Hosting journal content online allows publishers to offer content samples, free trials and metered access. Free trials provide users online journal content for a short period of time, typically 30, 60 or 90 days, in exchange for some basic personal information and an email address. This lead generation tactic allows individuals to learn more about the aim and scope of a journal, type of content published and make an informed buying decision after the trial’s end date.
For publishers, it allows you to better understand the audience and grow your database of leads. Assuming the user opts-in to further marketing communications, a free trial will allow you to follow up with individuals during the free trial period as well as after it has lapsed.
For free trial campaigns, our marketing team typically schedules an email 2-3 days before a free trial expires letting the individual know that their access will end soon and directing them to subscribe online. In the email body, it’s important to always make sure that the call-to-action (subscribe button) is easily detectable and stands out from the email body text. When users click the button, it should take them to the journal’s subscription landing page where they can learn more about pricing and begin the payment process.
While email marketing technology has certainly automated the email communication process and made it easier for publishers to market their journals at scale, email blasts can often be impersonal and easy to disregard. Sometimes an old-fashioned personal email is the most effective way to grab attention and initiate a conversation. This message should focus on the value of the journal, top or noteworthy articles and drive leads to take action or request more information.
Emailing every lead in your database probably won’t be effective or a good use of time. However, by identifying a simple lead scoring methodology, publishers can prioritize who they contact and optimize their efforts. A lead score may differ by publisher as each journal has a unique audience, goals and lead generation strategy. In general, prioritizing leads that have subscribed to the journal in the past, used a free trial heavily, recently downloaded a pay-per-view article or routinely open marketing emails or eTOC alerts will enhance conversion efforts and generate more positive results.
An Online Publishing Platform That Fits Your Needs
Growing subscriptions is a facet of journal publishing that many publishers struggle with. It takes a strong sales and marketing plan, proactive communication with your target audience and constantly optimizing your strategy and tactics. Subscription marketing is not a “set it and forget it” approach.
In today’s digital age, journal publishers’ online publishing platform should provide the functionality, features and technical advancements necessary to support the marketing tactics needed to maintain and grow subscriptions.
Allen Press recently partnered with Silverchair to bring society journal publishers the leading online publishing platform.

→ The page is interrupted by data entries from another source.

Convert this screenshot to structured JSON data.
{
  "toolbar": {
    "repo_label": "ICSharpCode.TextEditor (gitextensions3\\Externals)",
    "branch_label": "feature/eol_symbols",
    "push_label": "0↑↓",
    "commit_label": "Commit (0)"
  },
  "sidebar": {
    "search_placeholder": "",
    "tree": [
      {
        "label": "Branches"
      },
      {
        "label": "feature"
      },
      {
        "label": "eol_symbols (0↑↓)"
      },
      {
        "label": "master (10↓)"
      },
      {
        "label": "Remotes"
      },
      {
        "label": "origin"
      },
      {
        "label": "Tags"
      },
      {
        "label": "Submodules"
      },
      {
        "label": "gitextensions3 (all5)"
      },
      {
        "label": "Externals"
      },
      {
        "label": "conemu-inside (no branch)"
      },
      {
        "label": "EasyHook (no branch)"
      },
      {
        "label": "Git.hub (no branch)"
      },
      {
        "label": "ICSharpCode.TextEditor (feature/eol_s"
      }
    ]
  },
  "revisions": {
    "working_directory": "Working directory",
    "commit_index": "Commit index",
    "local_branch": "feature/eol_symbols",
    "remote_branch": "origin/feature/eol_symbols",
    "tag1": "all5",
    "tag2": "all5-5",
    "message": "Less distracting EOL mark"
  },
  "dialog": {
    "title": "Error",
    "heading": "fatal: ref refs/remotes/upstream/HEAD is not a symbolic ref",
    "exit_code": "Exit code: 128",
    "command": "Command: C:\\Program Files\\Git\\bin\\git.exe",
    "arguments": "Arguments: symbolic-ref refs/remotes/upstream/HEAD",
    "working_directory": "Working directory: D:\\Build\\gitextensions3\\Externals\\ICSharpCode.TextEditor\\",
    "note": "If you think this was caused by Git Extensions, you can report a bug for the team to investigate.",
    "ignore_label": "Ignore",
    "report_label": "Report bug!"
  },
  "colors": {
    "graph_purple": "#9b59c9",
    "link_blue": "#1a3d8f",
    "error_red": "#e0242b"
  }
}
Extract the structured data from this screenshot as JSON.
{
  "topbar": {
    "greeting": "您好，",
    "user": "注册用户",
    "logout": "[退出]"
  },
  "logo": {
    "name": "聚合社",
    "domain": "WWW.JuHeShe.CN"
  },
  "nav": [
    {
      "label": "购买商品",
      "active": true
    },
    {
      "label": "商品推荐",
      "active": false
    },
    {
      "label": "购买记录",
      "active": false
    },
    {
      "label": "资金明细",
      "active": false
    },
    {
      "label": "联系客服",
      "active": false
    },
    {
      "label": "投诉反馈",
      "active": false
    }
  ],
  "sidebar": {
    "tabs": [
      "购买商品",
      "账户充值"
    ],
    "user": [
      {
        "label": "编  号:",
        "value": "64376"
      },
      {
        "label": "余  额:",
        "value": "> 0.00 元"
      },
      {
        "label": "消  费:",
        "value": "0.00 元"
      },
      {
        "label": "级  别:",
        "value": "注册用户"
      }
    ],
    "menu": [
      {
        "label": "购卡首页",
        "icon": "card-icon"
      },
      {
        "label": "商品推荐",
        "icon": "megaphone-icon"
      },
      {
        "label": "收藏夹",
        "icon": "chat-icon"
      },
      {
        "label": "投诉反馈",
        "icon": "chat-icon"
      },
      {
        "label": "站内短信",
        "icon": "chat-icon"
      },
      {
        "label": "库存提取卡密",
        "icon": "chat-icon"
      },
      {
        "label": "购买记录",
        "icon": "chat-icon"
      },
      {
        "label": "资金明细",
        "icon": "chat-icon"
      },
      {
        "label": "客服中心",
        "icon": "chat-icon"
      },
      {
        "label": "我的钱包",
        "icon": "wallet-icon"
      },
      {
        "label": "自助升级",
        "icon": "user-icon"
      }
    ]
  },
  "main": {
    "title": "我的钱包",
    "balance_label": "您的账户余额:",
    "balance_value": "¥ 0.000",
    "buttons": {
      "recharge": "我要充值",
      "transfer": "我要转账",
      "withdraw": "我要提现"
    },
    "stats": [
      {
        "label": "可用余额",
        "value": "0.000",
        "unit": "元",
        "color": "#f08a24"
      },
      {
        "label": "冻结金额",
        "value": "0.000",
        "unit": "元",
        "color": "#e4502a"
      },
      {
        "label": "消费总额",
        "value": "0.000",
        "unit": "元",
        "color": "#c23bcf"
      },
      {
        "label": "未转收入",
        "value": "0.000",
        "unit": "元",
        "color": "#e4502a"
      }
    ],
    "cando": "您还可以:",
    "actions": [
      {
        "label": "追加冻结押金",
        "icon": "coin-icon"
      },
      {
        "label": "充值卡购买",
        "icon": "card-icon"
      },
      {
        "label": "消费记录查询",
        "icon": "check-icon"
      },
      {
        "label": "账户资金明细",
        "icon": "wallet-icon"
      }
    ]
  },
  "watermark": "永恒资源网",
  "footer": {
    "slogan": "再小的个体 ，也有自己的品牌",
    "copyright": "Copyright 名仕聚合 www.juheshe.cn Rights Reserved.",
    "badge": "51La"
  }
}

With the ability to deliver a responsive web interface and user-specific content recommendations the platform facilitates a robust subscription lead generation strategy and the tactics required to convert visitors to paid subscribers.
Want to learn more about our partnership with Silverchair and our newest online publishing platform? Click here!